# [Problem to solve]
If a line in the entries includes "false", show that line.

Given data below:

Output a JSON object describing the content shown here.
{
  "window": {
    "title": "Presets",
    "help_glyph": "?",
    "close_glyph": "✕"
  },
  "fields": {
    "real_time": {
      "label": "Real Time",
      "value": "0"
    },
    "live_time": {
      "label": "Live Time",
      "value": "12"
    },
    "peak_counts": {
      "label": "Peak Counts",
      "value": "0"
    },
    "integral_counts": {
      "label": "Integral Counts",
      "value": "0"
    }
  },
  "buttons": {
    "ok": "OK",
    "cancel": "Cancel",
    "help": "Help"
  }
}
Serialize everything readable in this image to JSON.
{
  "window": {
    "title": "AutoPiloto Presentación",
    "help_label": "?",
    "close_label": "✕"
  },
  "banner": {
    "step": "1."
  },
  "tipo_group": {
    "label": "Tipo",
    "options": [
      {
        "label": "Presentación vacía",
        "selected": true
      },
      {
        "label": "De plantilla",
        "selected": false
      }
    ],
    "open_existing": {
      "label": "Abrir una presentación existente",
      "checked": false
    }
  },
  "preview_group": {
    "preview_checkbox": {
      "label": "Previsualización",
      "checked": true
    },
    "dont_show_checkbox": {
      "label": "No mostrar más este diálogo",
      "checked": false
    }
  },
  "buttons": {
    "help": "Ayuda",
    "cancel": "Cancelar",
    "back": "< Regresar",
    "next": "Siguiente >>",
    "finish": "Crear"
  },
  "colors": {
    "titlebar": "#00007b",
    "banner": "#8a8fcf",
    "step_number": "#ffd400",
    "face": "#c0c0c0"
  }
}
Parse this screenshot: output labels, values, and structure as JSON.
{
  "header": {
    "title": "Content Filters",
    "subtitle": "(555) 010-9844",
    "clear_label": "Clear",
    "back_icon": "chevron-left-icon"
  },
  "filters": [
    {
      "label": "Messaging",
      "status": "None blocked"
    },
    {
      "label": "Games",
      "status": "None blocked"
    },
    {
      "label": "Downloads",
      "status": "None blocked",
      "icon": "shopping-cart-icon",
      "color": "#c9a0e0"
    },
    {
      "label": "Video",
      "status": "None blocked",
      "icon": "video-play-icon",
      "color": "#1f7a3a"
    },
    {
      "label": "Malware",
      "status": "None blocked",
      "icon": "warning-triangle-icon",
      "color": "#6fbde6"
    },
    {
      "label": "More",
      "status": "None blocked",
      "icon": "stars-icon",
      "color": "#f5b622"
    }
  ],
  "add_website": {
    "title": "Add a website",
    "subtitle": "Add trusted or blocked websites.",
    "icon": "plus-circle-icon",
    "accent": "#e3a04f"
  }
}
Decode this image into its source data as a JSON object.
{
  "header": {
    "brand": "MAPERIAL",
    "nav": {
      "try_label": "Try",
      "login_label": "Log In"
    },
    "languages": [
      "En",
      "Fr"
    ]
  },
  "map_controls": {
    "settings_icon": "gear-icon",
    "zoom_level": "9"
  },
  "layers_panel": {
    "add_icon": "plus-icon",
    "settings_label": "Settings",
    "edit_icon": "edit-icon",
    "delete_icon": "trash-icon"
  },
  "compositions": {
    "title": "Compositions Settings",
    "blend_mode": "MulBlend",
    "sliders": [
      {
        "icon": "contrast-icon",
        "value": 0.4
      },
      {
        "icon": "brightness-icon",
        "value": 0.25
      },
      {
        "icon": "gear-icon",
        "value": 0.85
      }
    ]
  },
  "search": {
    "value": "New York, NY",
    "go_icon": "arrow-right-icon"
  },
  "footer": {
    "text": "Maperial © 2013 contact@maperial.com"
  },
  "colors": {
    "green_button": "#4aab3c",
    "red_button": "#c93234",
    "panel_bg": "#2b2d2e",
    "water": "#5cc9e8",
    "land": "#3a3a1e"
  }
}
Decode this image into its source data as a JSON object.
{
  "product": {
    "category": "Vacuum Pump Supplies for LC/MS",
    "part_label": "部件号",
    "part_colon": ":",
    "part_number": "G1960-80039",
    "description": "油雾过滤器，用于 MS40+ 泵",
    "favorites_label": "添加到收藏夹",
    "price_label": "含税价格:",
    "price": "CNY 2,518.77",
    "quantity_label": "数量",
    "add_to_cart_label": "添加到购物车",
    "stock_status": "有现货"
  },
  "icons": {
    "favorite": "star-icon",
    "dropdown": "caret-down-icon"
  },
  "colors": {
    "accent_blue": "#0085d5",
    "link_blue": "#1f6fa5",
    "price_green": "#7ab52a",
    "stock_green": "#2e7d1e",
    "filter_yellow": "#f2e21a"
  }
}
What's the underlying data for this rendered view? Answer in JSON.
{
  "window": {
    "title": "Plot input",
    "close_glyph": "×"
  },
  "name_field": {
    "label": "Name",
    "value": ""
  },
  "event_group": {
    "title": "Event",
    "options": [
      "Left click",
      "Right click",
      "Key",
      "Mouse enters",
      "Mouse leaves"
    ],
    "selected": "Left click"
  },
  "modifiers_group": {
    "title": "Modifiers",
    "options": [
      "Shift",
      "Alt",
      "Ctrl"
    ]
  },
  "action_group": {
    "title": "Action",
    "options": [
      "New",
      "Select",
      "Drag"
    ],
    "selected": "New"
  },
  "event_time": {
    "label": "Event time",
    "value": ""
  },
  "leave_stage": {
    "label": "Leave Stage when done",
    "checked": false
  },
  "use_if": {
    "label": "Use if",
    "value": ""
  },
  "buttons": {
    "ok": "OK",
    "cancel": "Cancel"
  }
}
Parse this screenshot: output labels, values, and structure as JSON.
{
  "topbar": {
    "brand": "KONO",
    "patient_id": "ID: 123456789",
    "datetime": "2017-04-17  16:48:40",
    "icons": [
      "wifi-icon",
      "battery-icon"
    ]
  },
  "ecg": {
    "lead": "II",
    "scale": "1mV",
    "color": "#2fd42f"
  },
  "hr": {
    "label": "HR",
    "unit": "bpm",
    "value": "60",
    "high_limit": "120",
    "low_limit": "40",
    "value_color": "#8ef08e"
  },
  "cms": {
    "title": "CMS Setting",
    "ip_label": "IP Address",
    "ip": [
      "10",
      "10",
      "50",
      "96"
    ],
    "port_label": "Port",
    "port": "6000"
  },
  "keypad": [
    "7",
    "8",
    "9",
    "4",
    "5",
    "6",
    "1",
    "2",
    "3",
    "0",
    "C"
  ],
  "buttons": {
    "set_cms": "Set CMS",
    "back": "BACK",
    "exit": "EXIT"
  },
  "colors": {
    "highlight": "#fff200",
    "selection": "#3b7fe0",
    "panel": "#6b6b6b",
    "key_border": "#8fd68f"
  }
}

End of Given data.

# [Finished task]
        "selected": false
      "checked": false
      "checked": false
    "checked": false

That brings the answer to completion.